As you’d expect, you can switch between characters in your team on the fly, or have them pop in briefly for quick team attacks. Perhaps more surprisingly, characters share health and energy meters, which shifts the strategic dynamic. You’re not juggling characters to manage their health, but simply picking the best one to pummel your opponent’s current fighter of choice – or, more likely, the one whose absurd, over-the-top special attack you most want to see right now.
And those attacks are magnificent. Every character’s trademark moves are represented one way or another, and this game gets their absurd power levels just right. Transforming Naruto into Nine Tails or activating Luffy’s Gear Four is exactly as satisfying as you want it to be. There’s a real sense of humour to some of them too – a personal favourite was City Hunter’s Ryo crashing across the stage in a car to send enemies flying into the sky with some conveniently placed explosive barrels, only to whip out a six-gun and trigger the explosion in slow-mo.
Movement is totally free in the 3D arena, which keeps fights feeling dynamic, but the game seems to lock you on slightly when you fire off a special attack – or maybe just corrects your aim as long as you’re in roughly the right direction – which means big attacks are forgiving rather than fiddly, with no need to worry about precise aiming in the 3D space.

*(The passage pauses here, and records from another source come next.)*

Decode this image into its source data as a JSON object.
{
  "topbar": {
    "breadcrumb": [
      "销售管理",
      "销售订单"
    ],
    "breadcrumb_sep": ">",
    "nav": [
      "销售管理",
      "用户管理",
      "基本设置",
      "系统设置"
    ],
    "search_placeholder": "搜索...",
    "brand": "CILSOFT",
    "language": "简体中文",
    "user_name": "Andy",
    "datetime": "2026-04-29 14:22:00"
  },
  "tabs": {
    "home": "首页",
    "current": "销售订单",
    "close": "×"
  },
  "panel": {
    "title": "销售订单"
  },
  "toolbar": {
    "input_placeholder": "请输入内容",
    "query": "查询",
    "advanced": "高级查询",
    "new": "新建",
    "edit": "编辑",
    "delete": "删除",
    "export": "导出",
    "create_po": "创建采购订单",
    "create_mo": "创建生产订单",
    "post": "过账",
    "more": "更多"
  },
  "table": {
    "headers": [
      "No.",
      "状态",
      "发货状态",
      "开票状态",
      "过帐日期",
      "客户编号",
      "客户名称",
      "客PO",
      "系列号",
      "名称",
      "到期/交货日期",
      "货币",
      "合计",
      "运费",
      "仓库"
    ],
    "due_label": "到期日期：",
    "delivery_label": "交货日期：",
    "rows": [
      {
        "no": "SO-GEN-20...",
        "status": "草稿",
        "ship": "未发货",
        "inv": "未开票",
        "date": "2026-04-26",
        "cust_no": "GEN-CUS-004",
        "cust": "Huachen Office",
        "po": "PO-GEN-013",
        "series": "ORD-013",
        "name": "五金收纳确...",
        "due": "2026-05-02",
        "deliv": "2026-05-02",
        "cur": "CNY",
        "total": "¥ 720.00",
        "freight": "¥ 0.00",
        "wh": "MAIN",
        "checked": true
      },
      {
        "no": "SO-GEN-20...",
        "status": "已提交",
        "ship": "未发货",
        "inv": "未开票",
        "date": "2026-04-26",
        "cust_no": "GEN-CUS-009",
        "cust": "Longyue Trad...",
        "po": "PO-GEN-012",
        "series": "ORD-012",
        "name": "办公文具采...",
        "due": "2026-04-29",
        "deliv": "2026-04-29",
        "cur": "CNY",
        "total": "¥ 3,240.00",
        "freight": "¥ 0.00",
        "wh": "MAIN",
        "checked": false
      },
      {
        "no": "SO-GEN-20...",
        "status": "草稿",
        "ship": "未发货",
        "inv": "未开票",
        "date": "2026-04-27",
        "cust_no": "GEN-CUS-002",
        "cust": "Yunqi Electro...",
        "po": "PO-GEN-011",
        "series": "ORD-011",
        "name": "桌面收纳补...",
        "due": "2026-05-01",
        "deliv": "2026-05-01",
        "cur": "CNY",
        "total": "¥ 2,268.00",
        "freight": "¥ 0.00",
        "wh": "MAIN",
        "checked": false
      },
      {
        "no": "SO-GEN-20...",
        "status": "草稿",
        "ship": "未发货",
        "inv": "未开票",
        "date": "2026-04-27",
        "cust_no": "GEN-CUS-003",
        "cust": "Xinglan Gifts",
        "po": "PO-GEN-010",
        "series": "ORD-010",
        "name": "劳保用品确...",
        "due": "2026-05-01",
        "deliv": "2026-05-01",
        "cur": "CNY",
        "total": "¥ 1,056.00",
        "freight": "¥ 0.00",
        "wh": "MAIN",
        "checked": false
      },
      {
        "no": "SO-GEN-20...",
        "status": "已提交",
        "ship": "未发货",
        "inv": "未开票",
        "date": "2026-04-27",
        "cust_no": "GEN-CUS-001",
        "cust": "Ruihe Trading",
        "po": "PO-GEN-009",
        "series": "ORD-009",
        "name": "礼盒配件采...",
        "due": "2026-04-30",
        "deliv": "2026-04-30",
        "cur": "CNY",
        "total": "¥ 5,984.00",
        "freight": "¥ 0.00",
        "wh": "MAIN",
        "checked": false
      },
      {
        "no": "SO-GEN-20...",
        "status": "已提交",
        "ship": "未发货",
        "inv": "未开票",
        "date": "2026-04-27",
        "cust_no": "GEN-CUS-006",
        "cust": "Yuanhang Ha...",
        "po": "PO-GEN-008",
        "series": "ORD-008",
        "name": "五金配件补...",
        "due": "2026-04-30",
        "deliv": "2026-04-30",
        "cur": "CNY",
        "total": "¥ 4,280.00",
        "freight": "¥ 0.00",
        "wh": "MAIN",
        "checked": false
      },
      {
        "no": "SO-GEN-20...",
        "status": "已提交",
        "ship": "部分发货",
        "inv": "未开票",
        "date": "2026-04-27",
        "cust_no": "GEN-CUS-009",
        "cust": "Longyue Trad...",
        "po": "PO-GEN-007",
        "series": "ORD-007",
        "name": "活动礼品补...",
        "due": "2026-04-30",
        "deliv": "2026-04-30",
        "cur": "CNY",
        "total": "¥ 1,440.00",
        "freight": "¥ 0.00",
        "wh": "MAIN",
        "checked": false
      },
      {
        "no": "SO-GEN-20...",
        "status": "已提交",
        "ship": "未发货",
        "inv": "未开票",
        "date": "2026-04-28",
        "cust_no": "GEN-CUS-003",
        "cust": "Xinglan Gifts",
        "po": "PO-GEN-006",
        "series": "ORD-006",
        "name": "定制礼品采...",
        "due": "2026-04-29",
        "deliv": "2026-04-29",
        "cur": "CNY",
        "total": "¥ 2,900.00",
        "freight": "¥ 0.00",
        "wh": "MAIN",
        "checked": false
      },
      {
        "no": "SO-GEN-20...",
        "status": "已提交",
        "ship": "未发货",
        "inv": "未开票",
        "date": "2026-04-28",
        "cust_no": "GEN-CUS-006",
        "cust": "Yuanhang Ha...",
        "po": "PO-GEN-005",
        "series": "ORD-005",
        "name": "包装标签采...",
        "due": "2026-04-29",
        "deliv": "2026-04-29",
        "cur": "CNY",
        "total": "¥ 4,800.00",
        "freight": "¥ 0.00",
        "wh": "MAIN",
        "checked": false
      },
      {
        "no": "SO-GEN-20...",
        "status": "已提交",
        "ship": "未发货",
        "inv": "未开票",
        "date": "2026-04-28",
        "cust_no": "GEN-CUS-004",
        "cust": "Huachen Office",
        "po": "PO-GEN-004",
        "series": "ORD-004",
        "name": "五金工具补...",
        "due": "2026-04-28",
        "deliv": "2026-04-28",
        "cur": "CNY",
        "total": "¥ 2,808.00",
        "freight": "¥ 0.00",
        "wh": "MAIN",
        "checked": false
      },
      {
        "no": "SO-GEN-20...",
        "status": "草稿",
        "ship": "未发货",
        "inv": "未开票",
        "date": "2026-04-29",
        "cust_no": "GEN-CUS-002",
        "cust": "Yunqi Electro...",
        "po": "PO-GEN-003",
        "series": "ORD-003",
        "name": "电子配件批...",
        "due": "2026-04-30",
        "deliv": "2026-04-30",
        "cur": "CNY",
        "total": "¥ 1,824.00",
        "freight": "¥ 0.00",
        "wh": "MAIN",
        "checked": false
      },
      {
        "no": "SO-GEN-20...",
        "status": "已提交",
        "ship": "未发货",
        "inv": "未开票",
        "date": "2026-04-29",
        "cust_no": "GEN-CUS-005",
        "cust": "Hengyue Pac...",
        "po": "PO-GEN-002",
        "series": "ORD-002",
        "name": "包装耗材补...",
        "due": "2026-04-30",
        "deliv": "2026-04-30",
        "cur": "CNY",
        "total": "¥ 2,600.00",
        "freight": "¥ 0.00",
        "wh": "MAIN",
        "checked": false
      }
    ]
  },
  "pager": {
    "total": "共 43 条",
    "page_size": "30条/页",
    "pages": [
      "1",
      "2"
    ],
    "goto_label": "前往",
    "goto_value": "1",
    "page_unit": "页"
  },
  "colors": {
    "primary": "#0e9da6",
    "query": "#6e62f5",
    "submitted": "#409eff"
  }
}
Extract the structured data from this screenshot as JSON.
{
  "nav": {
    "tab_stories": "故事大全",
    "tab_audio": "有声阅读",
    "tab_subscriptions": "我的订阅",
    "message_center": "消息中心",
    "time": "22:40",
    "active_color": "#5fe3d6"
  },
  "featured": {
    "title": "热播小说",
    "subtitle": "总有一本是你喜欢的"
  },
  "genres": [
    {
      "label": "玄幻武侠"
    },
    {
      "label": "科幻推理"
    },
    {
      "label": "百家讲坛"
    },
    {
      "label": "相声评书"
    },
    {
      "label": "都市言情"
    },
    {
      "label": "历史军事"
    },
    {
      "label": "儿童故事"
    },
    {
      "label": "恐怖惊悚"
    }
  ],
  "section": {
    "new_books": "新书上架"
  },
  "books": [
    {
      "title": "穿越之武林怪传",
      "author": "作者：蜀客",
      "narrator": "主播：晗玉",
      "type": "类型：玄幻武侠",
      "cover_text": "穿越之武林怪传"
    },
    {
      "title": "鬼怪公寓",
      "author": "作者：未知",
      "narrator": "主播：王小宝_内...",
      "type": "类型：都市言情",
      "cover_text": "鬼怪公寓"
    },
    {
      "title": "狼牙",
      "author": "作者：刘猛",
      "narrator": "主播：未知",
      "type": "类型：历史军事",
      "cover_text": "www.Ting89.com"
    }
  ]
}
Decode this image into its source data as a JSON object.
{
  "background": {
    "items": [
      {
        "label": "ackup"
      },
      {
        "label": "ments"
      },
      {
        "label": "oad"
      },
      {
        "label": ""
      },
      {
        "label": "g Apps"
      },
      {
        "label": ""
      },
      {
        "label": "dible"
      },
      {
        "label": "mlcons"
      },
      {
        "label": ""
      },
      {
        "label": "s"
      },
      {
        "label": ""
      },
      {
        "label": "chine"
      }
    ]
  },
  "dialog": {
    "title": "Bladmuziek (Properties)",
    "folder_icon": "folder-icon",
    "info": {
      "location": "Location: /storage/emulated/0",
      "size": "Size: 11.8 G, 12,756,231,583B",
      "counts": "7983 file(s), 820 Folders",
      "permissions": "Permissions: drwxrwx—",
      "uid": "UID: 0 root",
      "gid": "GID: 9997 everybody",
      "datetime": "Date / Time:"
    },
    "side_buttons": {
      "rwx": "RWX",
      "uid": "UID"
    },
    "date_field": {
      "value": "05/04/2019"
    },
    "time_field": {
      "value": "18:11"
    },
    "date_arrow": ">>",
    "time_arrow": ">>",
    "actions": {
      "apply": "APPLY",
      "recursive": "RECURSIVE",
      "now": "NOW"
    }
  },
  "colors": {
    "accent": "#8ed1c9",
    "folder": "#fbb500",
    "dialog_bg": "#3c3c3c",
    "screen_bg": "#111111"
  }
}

As for those stages, they’re oddly based on a mix of real world locations and settings from the series themselves. Real life locales include the likes of Times Square, the Matterhorn, and Hong Kong harbour, while fictional stages are drawn mostly from the biggest franchises featured here, like Dragon Ball Z and Naruto. There’s some minimal destructability, but for the most part these are fairly flat environments to fight in.
It’s when you step outside of the core combat that Jump Force begins to show its seams. The single-player story mode is an awkward disappointment, with glacial cutscenes – some voiced (by the original Japanese casts) and some not – that only ever seems fleetingly interested in imagining how characters from these diverse universes would actually interact with one another. You play through it as a character of your own creation, who also serves as your online avatar, with customisation options that drive most of the in-game economy.
Worse still is the UI – here embodied by a bizarrely massive and utterly empty hub world. When you’re not on a loading screen you’ll spend much of your playtime running across this empty space, or just fast travelling instead. Look, I’m not going to tell Namco how to make games, but if you’ve reached the point where you need fast travel to navigate what is functionally the game’s menu, then it feels like something might have gone a bit wrong.
The core combat in Jump Force is infectiously fun, striking just the right line between depth and accessibility. It’s absolutely joyous thrashing Frieza with Naruto’s Nine-Tails, and Jump Force nails the silly spectacle that’s made so many Shonen Jump series such perennial favourites.
The reduced emphasis on combos keeps things fast-paced and fun, positioning Jump Force as one of the more accessible fighting games – think Super Smash Bros. – but there’s enough tricky timing and depth to the roster that there’s still hope for some sort of competitive scene to sprout up around it.
The problem is that outside of the actual gameplay, everything else about Jump Force feels unfinished. The hub world is an utter disaster, the character creator feels flat, the roster is unbalanced, and you are almost guaranteed to give up on the story mode before you get to the end.